Accenture Federal Services will be acquiring cybersecurity firm Endgame’s federal government services business, the two firms announced last week. AFS has been using Endgame products as part of a strategic investment it made in the Clarendon, VA -based firm last year. This transition, says Endgame CEO Nate Fick, is the next evolution in the already existing partnership.
The deal is a win-win, says industry expert Bob Kipps of KipssDeSanto. “It’s a great deal that looks like a winner for both parties as Accenture develops further critical mass of cyber experts and capabilities, while Endgame becomes a purer cyber technology play.”
Going forward, Endgame will be focused entirely on building and deploying its endpoint detection and response (or EDR) software for federal and commercial customers, including the U.S. Air Force enterprise deployment Endgame announced in December, while its services will be moving over to Accenture. These services include vulnerability research, red teaming, and threat emulation that Endgame has been doing for parts of the Department of Defense and the intelligence community since the company was founded in 2008.
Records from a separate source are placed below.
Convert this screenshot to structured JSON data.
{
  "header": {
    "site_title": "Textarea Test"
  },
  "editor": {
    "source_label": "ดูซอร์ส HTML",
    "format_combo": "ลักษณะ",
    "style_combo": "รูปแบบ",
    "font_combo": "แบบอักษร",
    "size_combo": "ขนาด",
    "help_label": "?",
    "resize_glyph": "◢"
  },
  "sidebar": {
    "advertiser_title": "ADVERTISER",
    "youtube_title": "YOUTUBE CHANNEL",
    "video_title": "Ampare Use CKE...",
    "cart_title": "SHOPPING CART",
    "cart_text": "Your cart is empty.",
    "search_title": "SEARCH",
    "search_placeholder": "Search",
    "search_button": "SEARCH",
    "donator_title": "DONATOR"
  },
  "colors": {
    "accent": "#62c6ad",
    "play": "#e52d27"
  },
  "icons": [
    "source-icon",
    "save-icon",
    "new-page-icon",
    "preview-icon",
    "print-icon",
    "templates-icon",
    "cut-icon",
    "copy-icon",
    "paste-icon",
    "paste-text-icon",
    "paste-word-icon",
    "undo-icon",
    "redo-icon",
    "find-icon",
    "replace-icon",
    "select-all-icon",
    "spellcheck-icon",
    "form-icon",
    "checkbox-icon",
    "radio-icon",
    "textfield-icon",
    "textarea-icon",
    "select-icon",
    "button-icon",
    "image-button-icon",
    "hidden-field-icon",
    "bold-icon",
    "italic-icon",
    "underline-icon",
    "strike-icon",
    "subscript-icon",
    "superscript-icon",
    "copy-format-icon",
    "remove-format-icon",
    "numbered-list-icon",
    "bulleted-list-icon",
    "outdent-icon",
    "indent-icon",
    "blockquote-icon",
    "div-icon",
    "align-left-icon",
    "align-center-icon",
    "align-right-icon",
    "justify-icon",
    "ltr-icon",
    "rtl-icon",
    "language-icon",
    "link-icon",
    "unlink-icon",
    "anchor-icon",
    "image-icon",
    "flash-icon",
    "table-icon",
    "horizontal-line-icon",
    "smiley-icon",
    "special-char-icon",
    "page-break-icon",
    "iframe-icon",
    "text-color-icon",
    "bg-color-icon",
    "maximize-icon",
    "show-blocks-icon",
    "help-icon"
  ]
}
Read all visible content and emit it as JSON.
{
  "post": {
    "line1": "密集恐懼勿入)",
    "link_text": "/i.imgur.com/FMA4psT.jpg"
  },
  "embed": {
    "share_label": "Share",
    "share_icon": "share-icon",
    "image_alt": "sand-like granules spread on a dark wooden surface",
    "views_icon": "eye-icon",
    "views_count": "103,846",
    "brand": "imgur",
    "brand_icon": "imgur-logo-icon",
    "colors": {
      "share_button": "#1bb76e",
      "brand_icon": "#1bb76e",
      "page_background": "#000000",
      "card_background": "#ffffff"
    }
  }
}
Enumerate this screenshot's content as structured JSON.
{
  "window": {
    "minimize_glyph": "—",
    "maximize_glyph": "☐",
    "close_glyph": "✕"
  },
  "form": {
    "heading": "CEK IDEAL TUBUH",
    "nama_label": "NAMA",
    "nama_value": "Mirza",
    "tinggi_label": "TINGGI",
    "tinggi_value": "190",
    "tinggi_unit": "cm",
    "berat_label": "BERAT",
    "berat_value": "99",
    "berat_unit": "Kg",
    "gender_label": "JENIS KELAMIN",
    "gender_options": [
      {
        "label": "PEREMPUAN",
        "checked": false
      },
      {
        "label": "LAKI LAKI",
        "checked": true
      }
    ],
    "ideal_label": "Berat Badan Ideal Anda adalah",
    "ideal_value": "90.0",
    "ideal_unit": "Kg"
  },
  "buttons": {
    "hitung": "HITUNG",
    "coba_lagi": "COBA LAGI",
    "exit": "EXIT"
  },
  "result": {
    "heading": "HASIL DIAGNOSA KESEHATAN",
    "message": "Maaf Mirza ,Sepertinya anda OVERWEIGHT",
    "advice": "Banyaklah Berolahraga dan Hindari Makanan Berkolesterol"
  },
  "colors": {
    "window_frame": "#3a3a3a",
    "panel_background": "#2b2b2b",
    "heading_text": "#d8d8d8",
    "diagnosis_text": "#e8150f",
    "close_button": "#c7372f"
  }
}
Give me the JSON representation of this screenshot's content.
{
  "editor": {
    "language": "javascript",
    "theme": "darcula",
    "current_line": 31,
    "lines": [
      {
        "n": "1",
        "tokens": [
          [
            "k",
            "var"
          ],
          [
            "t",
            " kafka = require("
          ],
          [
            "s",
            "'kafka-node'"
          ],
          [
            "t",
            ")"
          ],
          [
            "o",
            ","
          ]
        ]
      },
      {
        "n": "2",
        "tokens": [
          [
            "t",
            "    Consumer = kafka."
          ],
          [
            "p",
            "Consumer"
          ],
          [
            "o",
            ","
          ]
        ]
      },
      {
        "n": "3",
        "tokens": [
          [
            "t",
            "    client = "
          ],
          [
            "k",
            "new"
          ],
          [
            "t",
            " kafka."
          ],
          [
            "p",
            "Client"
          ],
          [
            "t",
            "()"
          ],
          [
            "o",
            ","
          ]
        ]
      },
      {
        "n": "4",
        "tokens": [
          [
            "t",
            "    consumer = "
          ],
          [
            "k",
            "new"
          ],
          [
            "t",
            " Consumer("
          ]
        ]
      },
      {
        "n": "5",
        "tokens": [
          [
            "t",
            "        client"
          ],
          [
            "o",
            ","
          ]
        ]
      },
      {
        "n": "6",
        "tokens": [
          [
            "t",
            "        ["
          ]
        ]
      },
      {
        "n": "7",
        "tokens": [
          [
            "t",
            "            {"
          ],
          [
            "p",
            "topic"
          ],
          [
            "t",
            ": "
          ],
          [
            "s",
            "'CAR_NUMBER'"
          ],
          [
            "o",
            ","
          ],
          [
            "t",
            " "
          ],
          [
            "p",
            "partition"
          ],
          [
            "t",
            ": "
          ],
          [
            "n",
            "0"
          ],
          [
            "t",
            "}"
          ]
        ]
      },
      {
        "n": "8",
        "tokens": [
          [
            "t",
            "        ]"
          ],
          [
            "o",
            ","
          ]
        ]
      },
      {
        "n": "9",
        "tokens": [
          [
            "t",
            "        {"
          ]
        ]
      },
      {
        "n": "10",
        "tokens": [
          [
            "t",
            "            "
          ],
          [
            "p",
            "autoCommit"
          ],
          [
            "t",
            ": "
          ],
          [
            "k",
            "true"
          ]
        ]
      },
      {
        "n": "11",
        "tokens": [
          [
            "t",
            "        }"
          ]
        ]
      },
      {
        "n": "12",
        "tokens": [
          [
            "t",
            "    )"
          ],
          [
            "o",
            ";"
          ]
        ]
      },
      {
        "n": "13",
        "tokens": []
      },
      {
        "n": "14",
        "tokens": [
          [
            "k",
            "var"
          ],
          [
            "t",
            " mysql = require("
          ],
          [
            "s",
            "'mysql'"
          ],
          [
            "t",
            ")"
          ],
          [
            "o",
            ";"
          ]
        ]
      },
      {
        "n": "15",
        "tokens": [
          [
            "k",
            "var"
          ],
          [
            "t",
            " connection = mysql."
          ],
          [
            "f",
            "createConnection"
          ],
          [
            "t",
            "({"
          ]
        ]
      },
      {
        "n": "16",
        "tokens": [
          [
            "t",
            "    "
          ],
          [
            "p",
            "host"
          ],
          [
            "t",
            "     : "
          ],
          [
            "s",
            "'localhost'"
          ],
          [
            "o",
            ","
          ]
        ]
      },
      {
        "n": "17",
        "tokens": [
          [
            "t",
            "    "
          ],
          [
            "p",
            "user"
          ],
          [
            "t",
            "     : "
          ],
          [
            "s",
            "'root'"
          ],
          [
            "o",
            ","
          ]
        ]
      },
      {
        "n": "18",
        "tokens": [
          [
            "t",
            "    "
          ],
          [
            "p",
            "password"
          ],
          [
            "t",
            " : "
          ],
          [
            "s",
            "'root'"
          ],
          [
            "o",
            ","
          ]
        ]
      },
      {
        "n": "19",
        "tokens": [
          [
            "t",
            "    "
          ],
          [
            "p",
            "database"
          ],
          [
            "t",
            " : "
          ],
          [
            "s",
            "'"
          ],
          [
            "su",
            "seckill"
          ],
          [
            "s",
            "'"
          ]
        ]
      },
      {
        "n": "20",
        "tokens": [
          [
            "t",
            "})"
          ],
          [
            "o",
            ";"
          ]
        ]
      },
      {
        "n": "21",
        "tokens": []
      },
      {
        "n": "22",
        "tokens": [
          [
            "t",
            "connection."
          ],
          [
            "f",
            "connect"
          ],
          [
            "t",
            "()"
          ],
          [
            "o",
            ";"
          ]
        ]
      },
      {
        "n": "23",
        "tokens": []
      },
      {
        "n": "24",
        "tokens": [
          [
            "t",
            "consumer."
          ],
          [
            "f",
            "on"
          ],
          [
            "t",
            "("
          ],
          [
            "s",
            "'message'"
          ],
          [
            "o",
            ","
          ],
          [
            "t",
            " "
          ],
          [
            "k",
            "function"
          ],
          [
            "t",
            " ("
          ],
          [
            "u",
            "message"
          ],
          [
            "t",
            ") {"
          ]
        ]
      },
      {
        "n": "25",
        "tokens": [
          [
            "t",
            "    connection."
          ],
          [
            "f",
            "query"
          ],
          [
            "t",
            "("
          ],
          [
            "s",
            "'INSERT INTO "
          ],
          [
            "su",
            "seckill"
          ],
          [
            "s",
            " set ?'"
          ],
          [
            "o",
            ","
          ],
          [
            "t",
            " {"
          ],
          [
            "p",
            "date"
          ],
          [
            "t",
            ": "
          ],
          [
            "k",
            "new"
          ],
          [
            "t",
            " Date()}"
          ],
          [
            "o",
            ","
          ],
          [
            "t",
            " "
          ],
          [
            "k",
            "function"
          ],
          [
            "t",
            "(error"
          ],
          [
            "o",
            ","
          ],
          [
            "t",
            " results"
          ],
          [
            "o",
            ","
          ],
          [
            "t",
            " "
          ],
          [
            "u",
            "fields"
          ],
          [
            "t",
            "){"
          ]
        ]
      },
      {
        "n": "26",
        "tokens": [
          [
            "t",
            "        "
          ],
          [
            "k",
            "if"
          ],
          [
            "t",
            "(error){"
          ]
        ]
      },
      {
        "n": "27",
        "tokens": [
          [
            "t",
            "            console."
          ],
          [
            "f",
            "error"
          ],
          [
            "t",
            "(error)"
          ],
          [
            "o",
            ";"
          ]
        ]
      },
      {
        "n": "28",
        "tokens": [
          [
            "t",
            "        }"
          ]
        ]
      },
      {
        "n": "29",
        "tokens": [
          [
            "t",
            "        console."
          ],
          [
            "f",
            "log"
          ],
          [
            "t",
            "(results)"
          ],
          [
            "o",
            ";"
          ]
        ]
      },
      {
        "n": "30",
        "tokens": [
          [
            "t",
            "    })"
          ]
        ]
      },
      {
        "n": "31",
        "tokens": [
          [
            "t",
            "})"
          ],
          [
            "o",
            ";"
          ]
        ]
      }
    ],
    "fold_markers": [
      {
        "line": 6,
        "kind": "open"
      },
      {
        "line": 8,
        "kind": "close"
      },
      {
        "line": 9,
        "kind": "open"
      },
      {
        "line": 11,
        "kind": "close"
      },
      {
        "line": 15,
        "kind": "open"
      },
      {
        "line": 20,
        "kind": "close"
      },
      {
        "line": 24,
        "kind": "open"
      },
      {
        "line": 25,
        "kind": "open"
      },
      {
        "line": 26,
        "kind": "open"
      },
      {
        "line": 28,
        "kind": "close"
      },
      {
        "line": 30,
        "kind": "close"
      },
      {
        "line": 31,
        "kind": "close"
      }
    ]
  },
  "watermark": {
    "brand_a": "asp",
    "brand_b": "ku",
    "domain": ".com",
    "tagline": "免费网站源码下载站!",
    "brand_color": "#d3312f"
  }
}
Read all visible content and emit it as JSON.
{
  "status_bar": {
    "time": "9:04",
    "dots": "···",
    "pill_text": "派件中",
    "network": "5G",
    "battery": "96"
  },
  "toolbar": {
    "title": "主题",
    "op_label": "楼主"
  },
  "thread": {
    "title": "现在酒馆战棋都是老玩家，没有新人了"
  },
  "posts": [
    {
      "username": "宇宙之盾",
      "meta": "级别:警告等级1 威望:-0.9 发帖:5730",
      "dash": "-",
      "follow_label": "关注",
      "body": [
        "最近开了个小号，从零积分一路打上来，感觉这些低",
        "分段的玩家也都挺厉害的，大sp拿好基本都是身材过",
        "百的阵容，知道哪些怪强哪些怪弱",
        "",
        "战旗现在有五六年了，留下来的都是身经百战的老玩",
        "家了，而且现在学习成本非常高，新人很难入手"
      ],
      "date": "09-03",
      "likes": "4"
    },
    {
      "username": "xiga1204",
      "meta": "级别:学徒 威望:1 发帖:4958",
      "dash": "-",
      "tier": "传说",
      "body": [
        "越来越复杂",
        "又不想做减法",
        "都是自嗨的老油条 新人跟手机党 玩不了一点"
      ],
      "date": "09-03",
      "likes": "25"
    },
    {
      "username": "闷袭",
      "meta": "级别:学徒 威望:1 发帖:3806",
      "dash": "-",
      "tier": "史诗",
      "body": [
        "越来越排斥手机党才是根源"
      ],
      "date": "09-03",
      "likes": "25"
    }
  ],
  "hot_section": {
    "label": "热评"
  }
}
At the core of Endgame’s success are, of course, its people, and the diversity of views they bring to the table. In addition to the engineers and developers you would expect at a typical cybersecurity firm, Endgame also employs user experience designers, hackers, and social scientists with PhDs. “Part of Endgame’s corporate culture has been if you’re going to change the industry, you can’t do it with people that all look the same,” Fick said. “Our services business, too, is part of that culture. We have people with diverse backgrounds and areas of expertise on the team, and they’re moving over to Accenture where they’ll remain intact as a unit.”
The trusted relationship that the two companies have built is at the core of this move. “We could have done this transaction with anyone but we really wanted to do it with Accenture because we had this partnership, and it really accelerates everything we were already doing together,” Fick said.
“The cyber landscape is complex, challenging and increasingly diverse with regards to both the threats our clients face and the solutions they must employ to combat those threats,” AFS managing director Gus Hunt told WashingtonExec. “To that end, we have brought together top talent from across the cyber spectrum to enable us to protect and support our federal clients. The Endgame Federal Services group, joining us through this acquisition, grows our elite cyber cadre and will help AFS expand our nucleus of highly skilled professionals by attracting additional talent. This will further enhance our ability to address the government cyber landscape in its entirety.”
“I have never been part of a high-performing team that wasn’t a diverse team,” Fick said. “When the average adversary’s time in the network is 146 days from breach to detection, it’s clear we need to think and act radically differently. You can’t do that if it’s a group of the same people. It just doesn’t work that way.”